Several factors have changed in the 21st century that indicate significant reduction from the wounding rates and crippling reported in Australia in the 1950s, ’60s, ’70s and ’80s. The factors that combine to reduce wounding and crippling rates to less than an estimated 5% of birds in a locally hunted population are:
- All hunters must now satisfactorily complete an accredited firearms safety course, which includes basic practical proficiency testing with shotguns before being able to apply for and purchase a firearms licence.
- There are endorsed codes of practice for the welfare of animals in hunting.
- There is a proliferation of simulated field shooting ranges to improve shooting skills.
- All waterfowl hunters must pass the Waterfowl Identification Test before being able to purchase a waterfowl hunting licence.
- There are national restrictions on the use of self-loading and pump-action shotguns.
- There is a national ban on the use of lead shot and an introduction of non-toxic shot for waterfowl hunting.
- The common use of decoys and duck callers bring birds into close range in accordance with the Animal Welfare Code of Practice.
- There is a reduction in hunting pressure in Victoria, New South Wales and South Australia.
There is no justification for banning the hunting of waterfowl with shotguns under the current modern and responsible hunting practices in Australia. Previous scientific reviews into waterfowl hunting in Victoria (Loyn 1989) and South Australia (Stokes 1990) have factored in wounding and crippling rates and both reviews have supported the continuance of hunting. Hunting as a method of obtaining wild food produces no greater risk to the mortality and conservation status of wild ducks than the farming methods used in all forms of animal (poultry, livestock and fish) production systems.

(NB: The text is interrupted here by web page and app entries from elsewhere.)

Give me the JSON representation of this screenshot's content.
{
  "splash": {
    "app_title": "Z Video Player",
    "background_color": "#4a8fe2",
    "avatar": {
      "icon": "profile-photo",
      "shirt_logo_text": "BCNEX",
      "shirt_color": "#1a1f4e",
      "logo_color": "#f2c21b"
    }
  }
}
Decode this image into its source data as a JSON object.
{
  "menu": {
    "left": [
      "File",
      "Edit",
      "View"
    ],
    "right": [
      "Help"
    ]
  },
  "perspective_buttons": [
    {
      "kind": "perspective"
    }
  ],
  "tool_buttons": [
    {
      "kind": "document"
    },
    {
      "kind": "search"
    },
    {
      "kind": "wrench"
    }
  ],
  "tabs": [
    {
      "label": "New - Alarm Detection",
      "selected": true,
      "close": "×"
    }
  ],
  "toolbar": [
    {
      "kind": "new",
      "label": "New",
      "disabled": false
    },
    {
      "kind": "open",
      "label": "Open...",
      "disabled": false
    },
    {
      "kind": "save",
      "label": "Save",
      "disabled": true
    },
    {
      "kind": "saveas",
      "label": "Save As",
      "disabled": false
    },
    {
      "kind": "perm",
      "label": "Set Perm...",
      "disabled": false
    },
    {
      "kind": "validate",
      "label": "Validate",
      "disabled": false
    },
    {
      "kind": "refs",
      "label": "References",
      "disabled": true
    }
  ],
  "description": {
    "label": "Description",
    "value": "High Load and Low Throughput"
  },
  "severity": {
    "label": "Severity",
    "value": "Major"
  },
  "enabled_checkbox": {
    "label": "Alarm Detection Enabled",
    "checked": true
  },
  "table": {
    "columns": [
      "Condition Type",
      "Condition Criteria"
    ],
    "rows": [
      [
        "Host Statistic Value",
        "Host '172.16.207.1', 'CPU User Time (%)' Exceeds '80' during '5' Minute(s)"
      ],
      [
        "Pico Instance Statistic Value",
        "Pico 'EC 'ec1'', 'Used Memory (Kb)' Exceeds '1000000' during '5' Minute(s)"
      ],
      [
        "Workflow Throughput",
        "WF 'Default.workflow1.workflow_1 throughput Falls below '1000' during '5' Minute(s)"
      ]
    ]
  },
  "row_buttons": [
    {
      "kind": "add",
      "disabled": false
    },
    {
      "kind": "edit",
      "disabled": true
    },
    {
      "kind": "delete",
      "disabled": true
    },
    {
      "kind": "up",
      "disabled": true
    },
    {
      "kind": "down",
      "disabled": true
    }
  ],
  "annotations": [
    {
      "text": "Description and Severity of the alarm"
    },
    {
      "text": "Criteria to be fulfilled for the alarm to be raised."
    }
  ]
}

The constructive way forward
Animal welfare groups in Australia continue to call for a complete ban on duck hunting. They have shown no desire to include the hunting community in any constructive discussion about duck hunting. This is short-sighted and counterproductive to improved animal welfare outcomes, which is the concern of animal welfare groups and hunting organisations.
The development of further education materials in hunting would be constructive in advancing the interests of both groups. This strategy has been successful overseas in conclusively reducing wounding rates and is being implemented in Victoria and New South Wales.
Hunting organisations should continue to advocate an adaptive and scientific approach to minimise crippling and wounding rates in waterfowl. Such a professional approach is in the interests of animal welfare groups and the hunting community. Collaboration between stakeholder groups and government departments will help develop and promote hunter education in Australia.
Briggs, SV, Maher, MT & Davey, CC 1985, ‘Hunter activity and waterfowl harvests in New South Wales, 1977-82’, Australian Wildlife Research, vol. 12, no. 3, pp. 515-522.
Cochrane, RL 1976, ‘Crippling ef fects of lead, steel, and copper shot on experimental mallards’, Wildlife Monographs, no. 51, November 1976.
Loyn, RH 1989, The management of duck hunting in Victoria: a review, Arthur Rylah Institute for Environmental Research, Technical report series no. 70.
Norman, FI 1976, ‘The incidence of lead shotgun pellets in waterfowl (Anatidae and Rallidae) examined in South-Eastern Australia between 1957 and 1973’, Australian Wildlife Research, vol. 3, no. 1, pp. 61-71.
Norman, FI and Powell, DGM 1981, ‘Rates of recovery of bands, harvest patterns and estimates for black duck, chestnut teal, grey teal and mountain duck shot during Victorian open seasons, 1953-77’, Australian Wildlife Research, vol. 8, no. 3, pp 659-664.
Stokes, KJ 1990, Review of Duck Hunting in South Australia, South Australian Department for the Environment, Adelaide.